A Dutch court yesterday indicted Shell Nigeria of being partly liable for environmental damage and asked it to pay compensation to a Nigerian farmer.
However, the World Press reports that the court in its ruling on the Shell-Nigeria oil pollution case also ruled that Shell's parent company cannot be held liable for oil spills in the Niger Delta.
Four Nigerian farmers had sued Shell for polluting and destroying their farmlands and rivers.
This is the first time in Dutch history that victims from Shell's host countries have pursued a civil liability claim in the country where Shell has its headquarters, the Netherlands.
In October 2012, four Nigerian villagers took Royal Dutch Shell to court in a landmark pollution case. The fishermen and farmers, together with Friends of the Earth, Netherlands, accused the Anglo-Dutch oil company of polluting land and waterways around their homes in the Niger Delta region.
According to director of the Dutch Friends of the Earth, Geert Ritsema, Shell should be held responsible for the pollution of the Niger Delta region.
"The pipeline network of Shell in Nigeria is in a very poor state. The company does not properly maintain its pipelines. This is the root cause for around 250 spills per year. Together, the amount of oil that has been spilled by Shell over the years is twice as much as has been spilled in the BP disaster in the Gulf of Mexico, " he earlier told reporters. The three villages that were named in this case as being polluted are Goi, hit by a spill in 2004, Oruma, affected by a spill a year later, and Ikot Ada Udo, hit by various spills in 2007.
Shell Nigeria, otherwise called SPDC Ventures, argued it had cleaned up the spills to the satisfaction of the Nigerian authorities, and had no case to answer.
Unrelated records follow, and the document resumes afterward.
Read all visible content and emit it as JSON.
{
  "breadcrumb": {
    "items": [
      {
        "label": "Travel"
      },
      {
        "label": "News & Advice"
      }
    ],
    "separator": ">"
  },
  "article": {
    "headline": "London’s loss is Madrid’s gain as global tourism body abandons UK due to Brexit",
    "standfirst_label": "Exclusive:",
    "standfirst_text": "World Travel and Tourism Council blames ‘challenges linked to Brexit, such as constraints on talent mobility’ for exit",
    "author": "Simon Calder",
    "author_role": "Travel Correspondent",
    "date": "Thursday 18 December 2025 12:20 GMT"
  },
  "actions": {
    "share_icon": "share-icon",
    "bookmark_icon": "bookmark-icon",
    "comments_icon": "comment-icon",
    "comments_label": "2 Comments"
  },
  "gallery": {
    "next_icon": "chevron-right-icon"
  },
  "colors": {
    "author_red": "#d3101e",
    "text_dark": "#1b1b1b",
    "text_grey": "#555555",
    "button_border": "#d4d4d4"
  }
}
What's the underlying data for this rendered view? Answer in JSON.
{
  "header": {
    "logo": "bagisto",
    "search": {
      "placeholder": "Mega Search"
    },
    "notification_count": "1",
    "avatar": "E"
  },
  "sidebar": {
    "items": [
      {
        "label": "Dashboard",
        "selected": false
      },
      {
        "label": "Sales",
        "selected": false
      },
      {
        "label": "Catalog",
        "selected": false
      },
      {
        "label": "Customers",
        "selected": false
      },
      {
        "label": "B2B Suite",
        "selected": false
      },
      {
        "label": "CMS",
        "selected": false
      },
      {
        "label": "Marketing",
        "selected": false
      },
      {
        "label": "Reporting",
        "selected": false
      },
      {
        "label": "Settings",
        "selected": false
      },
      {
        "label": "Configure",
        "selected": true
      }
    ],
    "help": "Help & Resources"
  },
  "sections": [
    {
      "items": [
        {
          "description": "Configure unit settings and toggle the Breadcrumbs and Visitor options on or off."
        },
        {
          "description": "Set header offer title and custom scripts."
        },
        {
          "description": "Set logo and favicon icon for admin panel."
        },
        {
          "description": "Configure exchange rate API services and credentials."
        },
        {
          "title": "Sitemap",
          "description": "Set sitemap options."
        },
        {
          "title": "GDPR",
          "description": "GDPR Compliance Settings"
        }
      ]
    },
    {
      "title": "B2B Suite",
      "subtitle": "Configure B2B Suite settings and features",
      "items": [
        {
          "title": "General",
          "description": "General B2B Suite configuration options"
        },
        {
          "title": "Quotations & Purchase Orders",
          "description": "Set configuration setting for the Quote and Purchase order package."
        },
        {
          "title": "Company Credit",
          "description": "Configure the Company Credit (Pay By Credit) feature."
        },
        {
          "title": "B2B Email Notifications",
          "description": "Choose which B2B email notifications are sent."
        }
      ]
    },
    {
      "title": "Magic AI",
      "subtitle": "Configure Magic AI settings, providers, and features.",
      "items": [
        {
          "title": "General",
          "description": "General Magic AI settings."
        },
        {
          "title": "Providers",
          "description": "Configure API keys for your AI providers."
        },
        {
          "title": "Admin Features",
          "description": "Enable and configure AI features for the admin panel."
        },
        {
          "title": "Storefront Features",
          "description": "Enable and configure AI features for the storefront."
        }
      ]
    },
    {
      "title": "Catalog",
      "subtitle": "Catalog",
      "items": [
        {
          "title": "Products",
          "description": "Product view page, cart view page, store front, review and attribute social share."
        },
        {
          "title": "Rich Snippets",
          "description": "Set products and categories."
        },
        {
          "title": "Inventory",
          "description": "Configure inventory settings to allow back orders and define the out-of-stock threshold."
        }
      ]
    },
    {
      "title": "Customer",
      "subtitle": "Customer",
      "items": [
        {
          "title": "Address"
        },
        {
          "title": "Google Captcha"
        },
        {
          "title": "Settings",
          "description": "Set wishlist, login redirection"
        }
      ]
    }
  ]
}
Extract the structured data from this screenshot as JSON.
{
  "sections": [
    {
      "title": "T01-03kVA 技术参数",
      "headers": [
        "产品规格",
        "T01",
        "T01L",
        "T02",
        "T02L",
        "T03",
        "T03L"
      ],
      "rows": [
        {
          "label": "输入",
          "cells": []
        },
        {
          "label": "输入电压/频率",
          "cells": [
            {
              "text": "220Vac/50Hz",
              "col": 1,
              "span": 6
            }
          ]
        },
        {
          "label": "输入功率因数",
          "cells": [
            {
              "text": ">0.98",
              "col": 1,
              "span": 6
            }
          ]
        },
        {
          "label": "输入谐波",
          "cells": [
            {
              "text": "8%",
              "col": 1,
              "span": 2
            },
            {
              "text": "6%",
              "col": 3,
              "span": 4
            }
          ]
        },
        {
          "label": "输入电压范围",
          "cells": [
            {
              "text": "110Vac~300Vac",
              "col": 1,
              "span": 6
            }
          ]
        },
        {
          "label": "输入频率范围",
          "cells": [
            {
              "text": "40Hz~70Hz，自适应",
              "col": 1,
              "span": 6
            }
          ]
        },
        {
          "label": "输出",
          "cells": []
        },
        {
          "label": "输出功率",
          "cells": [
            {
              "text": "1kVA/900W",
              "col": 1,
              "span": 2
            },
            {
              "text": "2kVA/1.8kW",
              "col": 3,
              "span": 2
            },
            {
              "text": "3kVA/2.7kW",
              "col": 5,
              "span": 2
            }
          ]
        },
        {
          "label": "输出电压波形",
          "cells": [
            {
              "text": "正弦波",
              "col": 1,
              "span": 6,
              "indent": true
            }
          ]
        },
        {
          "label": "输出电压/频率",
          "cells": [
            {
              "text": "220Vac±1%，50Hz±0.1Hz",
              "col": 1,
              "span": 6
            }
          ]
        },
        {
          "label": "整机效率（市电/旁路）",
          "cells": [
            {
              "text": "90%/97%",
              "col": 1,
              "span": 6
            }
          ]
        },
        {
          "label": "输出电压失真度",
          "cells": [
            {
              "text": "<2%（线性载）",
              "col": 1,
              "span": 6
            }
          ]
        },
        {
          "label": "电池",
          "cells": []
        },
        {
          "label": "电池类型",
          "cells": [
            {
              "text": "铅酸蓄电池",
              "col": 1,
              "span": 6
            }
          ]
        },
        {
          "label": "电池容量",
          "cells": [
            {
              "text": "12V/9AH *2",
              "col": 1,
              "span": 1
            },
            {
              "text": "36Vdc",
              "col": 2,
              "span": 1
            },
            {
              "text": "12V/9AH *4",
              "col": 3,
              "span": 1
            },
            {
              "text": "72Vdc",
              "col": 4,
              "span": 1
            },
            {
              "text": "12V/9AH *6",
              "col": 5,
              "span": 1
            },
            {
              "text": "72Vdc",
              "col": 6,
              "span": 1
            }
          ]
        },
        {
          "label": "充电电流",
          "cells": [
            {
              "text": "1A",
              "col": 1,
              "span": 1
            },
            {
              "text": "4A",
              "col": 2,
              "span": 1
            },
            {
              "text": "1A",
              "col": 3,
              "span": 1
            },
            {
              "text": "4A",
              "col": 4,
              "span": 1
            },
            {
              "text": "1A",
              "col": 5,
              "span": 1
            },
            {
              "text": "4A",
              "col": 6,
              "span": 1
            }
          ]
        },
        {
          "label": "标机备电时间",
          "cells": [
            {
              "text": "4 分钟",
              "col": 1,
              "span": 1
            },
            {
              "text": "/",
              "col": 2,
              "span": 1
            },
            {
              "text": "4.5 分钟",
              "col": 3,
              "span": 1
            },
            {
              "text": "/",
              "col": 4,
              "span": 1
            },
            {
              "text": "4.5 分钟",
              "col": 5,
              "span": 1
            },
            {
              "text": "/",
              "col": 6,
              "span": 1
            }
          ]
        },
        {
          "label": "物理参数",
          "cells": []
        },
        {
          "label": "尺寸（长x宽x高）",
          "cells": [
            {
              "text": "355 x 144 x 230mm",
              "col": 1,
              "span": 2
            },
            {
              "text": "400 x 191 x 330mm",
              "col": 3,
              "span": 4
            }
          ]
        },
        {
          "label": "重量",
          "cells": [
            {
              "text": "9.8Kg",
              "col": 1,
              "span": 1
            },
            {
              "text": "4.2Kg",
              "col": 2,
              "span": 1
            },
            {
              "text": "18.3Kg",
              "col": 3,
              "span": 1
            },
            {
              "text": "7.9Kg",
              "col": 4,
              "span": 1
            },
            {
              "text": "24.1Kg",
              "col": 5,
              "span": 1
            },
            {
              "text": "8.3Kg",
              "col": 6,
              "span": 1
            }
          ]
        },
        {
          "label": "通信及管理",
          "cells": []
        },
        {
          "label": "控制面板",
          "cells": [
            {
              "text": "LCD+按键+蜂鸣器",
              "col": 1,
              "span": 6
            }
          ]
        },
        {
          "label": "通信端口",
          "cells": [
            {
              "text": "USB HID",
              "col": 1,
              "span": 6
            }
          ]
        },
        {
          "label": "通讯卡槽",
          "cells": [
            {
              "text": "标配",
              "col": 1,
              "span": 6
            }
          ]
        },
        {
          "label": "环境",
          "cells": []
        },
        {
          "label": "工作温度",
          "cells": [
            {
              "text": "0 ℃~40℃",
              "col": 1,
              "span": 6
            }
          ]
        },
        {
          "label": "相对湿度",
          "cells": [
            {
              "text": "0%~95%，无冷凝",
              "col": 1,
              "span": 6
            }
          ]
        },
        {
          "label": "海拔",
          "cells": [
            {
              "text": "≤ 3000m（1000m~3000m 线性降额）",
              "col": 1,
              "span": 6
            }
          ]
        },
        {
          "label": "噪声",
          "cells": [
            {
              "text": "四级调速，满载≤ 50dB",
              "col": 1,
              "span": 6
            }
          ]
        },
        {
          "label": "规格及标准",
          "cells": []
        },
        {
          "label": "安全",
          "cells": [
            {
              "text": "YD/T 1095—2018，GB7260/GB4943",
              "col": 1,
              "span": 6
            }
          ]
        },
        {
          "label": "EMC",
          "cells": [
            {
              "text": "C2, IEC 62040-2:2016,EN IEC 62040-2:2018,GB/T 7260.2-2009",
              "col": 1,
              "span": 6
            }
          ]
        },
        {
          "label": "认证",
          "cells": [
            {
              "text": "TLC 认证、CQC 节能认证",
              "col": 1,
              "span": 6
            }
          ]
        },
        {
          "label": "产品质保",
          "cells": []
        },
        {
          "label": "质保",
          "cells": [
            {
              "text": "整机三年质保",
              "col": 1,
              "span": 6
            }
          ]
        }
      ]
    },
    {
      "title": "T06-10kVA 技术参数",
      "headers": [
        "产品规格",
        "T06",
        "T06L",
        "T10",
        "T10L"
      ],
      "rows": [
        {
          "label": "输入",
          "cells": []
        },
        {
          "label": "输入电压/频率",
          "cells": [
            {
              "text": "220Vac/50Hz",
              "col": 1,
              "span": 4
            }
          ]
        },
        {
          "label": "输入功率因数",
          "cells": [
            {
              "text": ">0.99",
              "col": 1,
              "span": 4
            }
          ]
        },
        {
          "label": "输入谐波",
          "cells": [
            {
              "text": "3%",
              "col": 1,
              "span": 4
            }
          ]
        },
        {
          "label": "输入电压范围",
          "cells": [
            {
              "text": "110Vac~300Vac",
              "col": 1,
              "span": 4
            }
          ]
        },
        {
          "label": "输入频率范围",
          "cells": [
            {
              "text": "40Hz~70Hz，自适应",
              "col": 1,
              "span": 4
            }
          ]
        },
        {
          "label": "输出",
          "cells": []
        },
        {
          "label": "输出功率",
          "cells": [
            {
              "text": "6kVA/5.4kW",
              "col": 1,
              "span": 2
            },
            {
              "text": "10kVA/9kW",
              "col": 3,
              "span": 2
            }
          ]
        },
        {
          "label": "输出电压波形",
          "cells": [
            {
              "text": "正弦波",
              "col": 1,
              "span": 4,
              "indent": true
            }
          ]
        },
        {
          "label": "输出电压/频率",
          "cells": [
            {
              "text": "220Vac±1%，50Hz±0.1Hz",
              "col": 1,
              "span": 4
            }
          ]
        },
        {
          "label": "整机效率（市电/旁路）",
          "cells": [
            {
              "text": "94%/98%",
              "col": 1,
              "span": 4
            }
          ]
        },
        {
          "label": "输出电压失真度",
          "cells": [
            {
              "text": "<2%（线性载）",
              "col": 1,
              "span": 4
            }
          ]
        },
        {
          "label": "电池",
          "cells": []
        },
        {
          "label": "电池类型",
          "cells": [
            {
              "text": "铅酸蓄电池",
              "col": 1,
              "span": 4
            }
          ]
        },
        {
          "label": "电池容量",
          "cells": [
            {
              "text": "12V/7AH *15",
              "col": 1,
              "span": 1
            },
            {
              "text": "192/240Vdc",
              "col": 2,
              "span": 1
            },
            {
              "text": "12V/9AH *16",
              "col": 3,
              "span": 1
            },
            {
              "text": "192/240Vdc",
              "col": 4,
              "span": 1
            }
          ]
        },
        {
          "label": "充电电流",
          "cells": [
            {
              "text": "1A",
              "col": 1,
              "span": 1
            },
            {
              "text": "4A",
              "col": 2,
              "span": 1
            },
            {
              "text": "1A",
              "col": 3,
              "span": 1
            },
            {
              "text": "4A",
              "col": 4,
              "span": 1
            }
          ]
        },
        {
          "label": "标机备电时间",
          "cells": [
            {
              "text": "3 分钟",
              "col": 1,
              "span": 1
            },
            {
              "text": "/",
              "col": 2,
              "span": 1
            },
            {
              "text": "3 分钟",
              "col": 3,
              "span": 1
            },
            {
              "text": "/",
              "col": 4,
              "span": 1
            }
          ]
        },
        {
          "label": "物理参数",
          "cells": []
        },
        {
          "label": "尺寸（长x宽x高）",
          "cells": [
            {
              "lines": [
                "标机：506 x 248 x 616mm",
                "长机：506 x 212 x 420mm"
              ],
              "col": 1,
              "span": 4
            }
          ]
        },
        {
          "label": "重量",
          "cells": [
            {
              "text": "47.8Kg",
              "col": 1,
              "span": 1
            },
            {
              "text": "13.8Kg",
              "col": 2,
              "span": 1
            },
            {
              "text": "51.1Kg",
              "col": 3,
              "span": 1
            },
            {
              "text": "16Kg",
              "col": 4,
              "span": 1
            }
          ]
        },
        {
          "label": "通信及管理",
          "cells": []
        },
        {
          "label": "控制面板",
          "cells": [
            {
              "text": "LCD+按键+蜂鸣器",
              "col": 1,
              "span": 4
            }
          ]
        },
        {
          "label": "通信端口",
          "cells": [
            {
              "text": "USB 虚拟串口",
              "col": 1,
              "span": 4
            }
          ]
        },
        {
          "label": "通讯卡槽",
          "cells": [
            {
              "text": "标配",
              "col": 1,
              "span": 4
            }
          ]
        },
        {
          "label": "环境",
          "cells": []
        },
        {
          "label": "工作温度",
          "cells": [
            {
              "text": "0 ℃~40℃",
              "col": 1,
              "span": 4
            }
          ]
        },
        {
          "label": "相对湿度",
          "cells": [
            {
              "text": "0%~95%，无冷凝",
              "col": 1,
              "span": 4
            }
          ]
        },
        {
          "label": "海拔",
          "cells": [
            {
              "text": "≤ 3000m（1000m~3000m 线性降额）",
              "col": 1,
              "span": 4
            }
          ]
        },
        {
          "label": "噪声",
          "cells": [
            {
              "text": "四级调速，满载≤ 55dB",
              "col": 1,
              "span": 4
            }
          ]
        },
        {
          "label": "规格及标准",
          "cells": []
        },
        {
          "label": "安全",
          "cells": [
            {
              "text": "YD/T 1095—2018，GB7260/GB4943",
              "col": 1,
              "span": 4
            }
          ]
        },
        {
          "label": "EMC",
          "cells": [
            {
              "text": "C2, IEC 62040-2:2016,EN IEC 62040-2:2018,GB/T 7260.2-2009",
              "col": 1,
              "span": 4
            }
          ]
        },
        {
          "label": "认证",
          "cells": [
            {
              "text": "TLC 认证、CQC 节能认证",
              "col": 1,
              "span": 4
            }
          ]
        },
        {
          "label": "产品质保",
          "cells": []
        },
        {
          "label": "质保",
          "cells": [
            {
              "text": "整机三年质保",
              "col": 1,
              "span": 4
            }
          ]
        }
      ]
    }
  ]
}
It maintained that saboteurs stealing oil from its pipelines should be held responsible for much of the environmental damage.
With around 31 million inhabitants, the Niger Delta is one of the world's most important wetland and coastal marine ecosystems. It is an important source of food for the poor and rural population. Most residents make their livelihoods from fishing and depend on the polluted mangroves and creeks.
Reacting to the ruling which indicted Shell Nigeria of pollution in the Niger Delta region, civil society activists have said it will help bring some level of sanity in the way International Oil Companies (IOCs) operate in Nigeria.
According to the executive director of the African Network for Environmental and Economic Justice (ANEEJ), Rev. David Ugolor, the IOCs will moderate their excesses now knowing that there are other opportunities for Nigerians to seek justice against their acts of negligence.
According to him, the oil majors will now learn to respect the rights of the poor people of the Niger Delta and operate in line with international best practice "because they now know that even if they can get away in Nigeria opportunities will present itself internationally as has just happened.
The civil society activist noted that the poor farmers would not have gotten justice in Nigeria if the suit had been instituted in the country, as Shell and the others in Nigeria have used their powers to undermine justice for the poor people in the Niger Delta.
"Even in some instances where there was ruling for them to compensate the people, they will appeal against it because they know the justice system in Nigeria is marked with corruption," he said.
Also reacting, the National Coordinator of Publish What You Pay (PWYP) Nigeria, Faith Nwadishi, said the ruling showed that claims by the oil majors that sabotage was the major reason for spill was not true as it had been established that lack of maintenance of their pipelines led to spills.
She expressed optimism that the judgment would reflect on other pending related cases in Nigeria and also put the IOCs on their toes, knowing that if justice is not obtained in Nigeria, it can be got outside the country.
She, however, expressed regret that Nigerians now depended on foreign courts to get justice.
"The judiciary in Nigeria is failing us. We have to take issues outside the country to get justice; this is not the first or second time. We are setting a bad precedence. It means there's no more hope for the poor because they will not have money to institute a case outside the country," she lamented.
She further noted that the parent company of Shell should also have been indicted, contending that if its subsidiary was indicted it should also rub off on the parent company for not properly monitoring the activities of its subsidiaries.